Disconnected from life and the world by choice and only communicating by letter and by reading books, they live in a fantasy world with each other as the only party worthy of conversation. The story uses their isolation as a fair enough excuse for some socially unacceptable behaviour, but after a good start the story starts to run out of ideas and even shows some of the ideas that would have been better left out.
Seventh Moon (2008) – [rate 2.0]
Set in China and focussing on a newly wed couple, using their honeymoon to visit the groom’s family, the movie start off well enough, although the couple seemed more like two people on their third date than newly wed (or on a collision course with divorce). They happen to arrive on the day of a festival, not unlike traditional Halloween and getting lost in the countryside on that particular night turns out to be a very bad idea.
Having the whole affair shot in shakeycam, fairly lousy acting and poor grime don’t help the movie. A plodding plot also serves to diminish any potential it may have had. The end result is a fairly pointless movie, with some vague life lessons about sacrifice but you won’t miss a lot if you don’t go and see it.
Book of Blood (2008) – [rate 1.5]
I happen to be a fan of some of the work of Clive Barker. And even though I like his fantasy (like Weaveworld or Imagica) better, I do greatly appreciate his horror (Cabal, The Great and Secret Show). Book of Blood is some of his old work and fits right in with the material in movies like Hellraiser (1987) and Nightbreed (1990). But Book of Blood misses the mark rather severely.
The chemistry between the characters just isn’t there. And the special effects serve to do nothing but repeat the point of the movie, that has already been made 4 times in dialogue. I’ll spoil it here, since someone already says it in the opening sequence.

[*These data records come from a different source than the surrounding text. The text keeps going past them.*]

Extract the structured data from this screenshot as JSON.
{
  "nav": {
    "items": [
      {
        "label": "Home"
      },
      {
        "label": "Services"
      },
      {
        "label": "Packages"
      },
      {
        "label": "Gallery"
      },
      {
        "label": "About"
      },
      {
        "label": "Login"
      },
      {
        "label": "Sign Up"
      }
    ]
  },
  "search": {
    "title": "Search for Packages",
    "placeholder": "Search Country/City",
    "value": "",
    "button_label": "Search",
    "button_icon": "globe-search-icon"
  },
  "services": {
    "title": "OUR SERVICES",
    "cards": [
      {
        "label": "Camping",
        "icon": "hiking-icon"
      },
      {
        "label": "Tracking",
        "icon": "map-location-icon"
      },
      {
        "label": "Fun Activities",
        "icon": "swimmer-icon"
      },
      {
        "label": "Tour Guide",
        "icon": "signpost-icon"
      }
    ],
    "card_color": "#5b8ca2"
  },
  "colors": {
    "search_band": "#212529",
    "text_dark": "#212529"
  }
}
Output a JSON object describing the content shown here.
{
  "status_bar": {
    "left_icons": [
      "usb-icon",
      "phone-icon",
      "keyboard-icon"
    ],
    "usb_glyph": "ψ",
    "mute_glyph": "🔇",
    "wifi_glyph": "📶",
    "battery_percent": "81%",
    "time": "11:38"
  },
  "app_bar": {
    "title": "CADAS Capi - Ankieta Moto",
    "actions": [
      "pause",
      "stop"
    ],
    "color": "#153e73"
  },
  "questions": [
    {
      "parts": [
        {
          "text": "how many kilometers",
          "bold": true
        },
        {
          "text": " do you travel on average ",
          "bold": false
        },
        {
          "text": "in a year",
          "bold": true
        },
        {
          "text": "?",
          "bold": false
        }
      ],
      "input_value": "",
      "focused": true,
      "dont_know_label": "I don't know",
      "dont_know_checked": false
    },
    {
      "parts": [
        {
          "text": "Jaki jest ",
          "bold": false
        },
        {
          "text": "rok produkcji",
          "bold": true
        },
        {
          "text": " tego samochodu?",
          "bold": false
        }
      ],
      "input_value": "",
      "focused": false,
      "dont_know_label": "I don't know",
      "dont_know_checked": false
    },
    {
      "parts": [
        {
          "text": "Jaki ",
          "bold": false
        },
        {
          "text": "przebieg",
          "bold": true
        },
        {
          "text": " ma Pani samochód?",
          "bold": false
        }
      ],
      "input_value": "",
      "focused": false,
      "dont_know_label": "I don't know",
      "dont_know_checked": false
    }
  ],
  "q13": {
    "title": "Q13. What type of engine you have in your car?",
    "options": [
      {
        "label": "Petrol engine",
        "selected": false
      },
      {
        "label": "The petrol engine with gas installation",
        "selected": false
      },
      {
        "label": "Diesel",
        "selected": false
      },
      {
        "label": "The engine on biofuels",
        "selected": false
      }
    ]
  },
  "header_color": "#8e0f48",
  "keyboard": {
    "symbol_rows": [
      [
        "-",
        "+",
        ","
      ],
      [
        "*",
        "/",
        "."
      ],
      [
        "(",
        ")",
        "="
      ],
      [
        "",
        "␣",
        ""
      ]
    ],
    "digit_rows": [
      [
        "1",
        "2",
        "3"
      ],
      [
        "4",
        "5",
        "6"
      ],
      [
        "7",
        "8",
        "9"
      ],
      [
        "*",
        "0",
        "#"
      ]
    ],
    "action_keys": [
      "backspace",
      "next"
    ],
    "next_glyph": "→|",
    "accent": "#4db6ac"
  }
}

The dead have highways, the highways intersect and at some of these crossroads, the dead spill over into our world.
A female researcher, with some experiences in her past, writes about the paranormal and has her eyes on some haunted house. She meets an apparently psychically gifted student and they end up in the house, along with one of her colleagues. Drama ensues, the dead walk and it all ends predictably.
Only if you really like Barker’s stuff and don’t mind sitting out a poor plot and aren’t expecting amazing effects would you want to watch this movie. Nothing sparkles, but I suppose it isn’t a real bomb either. It would have been better if it had been made just like this in the 80’s, where it really belongs, considering the competition it has to live up to nowadays.